Disney Legend Harriet Burns is famous for being the first female Imagineer and the tremendous style she brought to the many attractions she worked on.
In fact, former Imagineering President Marty Sklar said:
“I think Harriet was Walt’s favorite imagineer. She was a fabulous artist. She had a wonderful sense of color and design. And she was the best-dressed. That never changed.”

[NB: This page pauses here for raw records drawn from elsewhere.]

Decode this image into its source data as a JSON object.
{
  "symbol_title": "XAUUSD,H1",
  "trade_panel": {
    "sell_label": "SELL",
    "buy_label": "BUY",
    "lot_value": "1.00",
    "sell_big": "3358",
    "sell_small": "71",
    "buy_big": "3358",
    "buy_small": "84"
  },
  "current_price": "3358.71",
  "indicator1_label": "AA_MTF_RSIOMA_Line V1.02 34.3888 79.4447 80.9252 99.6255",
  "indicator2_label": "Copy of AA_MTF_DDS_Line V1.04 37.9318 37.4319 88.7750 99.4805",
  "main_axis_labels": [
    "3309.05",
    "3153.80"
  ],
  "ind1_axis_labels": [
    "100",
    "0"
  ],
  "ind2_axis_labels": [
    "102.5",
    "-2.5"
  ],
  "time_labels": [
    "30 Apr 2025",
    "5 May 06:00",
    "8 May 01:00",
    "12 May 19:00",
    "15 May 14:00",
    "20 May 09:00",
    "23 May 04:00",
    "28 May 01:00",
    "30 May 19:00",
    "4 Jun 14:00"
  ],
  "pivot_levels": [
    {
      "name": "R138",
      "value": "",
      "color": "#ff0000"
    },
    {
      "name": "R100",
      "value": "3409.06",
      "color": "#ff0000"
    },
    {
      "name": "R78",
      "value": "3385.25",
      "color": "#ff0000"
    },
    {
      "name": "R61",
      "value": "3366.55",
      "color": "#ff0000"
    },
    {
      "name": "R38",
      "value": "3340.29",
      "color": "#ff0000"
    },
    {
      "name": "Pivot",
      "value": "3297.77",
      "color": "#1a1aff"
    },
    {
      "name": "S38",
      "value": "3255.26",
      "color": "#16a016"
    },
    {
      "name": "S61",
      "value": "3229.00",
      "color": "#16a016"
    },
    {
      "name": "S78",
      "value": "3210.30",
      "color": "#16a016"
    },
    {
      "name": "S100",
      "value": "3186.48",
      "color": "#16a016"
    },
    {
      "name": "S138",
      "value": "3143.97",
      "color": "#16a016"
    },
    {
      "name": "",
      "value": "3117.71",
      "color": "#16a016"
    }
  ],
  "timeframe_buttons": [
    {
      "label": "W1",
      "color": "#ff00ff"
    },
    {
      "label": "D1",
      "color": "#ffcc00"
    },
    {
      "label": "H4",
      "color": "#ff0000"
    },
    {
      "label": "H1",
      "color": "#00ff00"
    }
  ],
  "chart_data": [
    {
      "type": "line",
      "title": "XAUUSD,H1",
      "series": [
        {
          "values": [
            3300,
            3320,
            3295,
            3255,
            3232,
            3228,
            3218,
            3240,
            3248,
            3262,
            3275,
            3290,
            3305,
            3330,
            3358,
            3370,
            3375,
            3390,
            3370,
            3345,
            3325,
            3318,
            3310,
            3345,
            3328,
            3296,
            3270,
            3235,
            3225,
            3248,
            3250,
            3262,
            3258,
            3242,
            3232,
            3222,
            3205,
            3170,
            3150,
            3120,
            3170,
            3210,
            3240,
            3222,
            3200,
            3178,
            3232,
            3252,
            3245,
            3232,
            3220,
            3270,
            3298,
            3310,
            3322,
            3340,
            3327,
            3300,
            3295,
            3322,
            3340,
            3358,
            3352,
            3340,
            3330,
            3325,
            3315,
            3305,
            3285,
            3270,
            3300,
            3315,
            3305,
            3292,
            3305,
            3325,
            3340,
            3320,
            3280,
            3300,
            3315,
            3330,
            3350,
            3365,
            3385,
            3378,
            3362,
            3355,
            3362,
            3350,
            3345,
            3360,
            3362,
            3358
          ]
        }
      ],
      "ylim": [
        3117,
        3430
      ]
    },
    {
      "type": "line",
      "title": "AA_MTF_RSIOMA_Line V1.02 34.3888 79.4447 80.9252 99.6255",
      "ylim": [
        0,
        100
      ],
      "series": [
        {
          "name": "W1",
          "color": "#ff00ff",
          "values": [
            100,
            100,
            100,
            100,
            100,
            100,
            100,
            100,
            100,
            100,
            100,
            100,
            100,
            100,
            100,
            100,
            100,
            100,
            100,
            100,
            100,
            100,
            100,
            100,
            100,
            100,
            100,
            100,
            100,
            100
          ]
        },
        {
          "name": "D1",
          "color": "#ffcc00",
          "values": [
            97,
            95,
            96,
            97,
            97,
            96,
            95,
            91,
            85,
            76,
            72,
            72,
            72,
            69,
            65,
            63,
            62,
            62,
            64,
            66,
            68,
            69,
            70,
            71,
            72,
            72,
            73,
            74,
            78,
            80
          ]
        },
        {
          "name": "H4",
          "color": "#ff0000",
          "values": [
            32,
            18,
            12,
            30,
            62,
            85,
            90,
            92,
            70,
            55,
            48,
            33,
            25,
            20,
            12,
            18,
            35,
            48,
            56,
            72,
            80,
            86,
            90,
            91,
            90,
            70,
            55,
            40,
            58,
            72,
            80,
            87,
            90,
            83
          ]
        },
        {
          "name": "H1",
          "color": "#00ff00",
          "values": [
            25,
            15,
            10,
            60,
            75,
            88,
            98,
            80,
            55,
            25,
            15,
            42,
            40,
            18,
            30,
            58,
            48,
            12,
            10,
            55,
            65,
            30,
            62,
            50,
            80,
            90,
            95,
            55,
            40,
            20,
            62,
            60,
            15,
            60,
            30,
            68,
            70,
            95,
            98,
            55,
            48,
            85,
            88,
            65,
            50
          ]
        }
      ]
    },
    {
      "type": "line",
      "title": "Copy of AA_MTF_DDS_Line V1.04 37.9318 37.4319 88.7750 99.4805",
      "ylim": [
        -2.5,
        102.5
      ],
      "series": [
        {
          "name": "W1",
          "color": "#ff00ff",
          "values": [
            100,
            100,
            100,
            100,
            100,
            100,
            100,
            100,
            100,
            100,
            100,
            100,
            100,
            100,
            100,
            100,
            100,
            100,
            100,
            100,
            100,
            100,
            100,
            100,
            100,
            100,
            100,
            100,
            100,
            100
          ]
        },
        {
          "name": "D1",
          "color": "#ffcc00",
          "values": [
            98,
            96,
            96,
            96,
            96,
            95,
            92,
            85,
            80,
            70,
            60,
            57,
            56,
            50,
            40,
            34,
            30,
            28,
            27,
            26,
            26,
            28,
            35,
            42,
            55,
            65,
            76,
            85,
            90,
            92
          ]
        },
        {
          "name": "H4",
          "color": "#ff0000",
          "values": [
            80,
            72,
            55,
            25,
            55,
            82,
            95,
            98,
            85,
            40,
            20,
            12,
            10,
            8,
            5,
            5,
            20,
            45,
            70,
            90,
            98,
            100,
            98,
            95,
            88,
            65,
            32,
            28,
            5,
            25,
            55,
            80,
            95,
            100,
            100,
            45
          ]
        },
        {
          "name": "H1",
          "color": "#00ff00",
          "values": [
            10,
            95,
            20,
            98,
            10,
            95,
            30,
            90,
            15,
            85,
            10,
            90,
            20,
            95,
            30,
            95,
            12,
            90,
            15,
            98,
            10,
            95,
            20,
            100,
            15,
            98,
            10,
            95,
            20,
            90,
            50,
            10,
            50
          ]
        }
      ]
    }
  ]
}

Yesterday, The Walt Disney Family Museum hosted a virtual event titled “Crafting Disneyland Magic: The Life of Harriet Burns with Pam Burns-Clair and Haley Clair.” Pam is Harriet’s daughter, and Haley her granddaughter. The two shared photos of Harriet from her private life and many years working at Imagineering. They shared anecdotes about Harriet’s legendary contributions to Disney theme parks, starting with her efforts during the hurried construction of Disneyland in 1955. In addition to building models of Sleeping Beauty’s Castle, Pam explained how Harriet painted and decorated as part of the around-the-clock last minute push to get everything done before the park’s July 17, 1955 opening.
Pam and Haley shared how in addition to building models Harriet really set the standard, which remains to this day, for the extraordinary level of detail found on audio-animatronic and other figures found in Disney theme parks. She is responsible for the finishing details on the audio-animatronics Disney fans love so much on attractions like the Tiki Room and Pirates of Caribbean, among others. In fact, if you’ve every noticed, and perhaps strangely appreciated, the filth on some of those pirates, you can thank Harriet for those grimy details.
In perhaps my favorite story from the event, Pam and Haley recounted a wonderful memory about the design of Pirates of the Caribbean. As many Disney fans know, Pirates would be the last attraction Walt would be involved with before his death in 1966. While Walt was never able to experience the finished attraction, Pam and Haley shared that when he visited Harriet and others working on the design in the model shop Walt was eager to view the attraction as the guests would. So they lined up the models for the various scenes, put Walt in a chair with wheels, and pushed him past the models at eye-level. It’s easy to picture him, smiling of course, wheeling past the models.
If you’re interested in learning more about Harriet, Pam and Disney Historian Don Peri have put together a tribute book, Walt Disney’s First Lady of Imagineering, Harriet Burns, that you can find in The Walt Disney Family Museum online gift shop, or on a Harriet Burns tribute website created by Pam.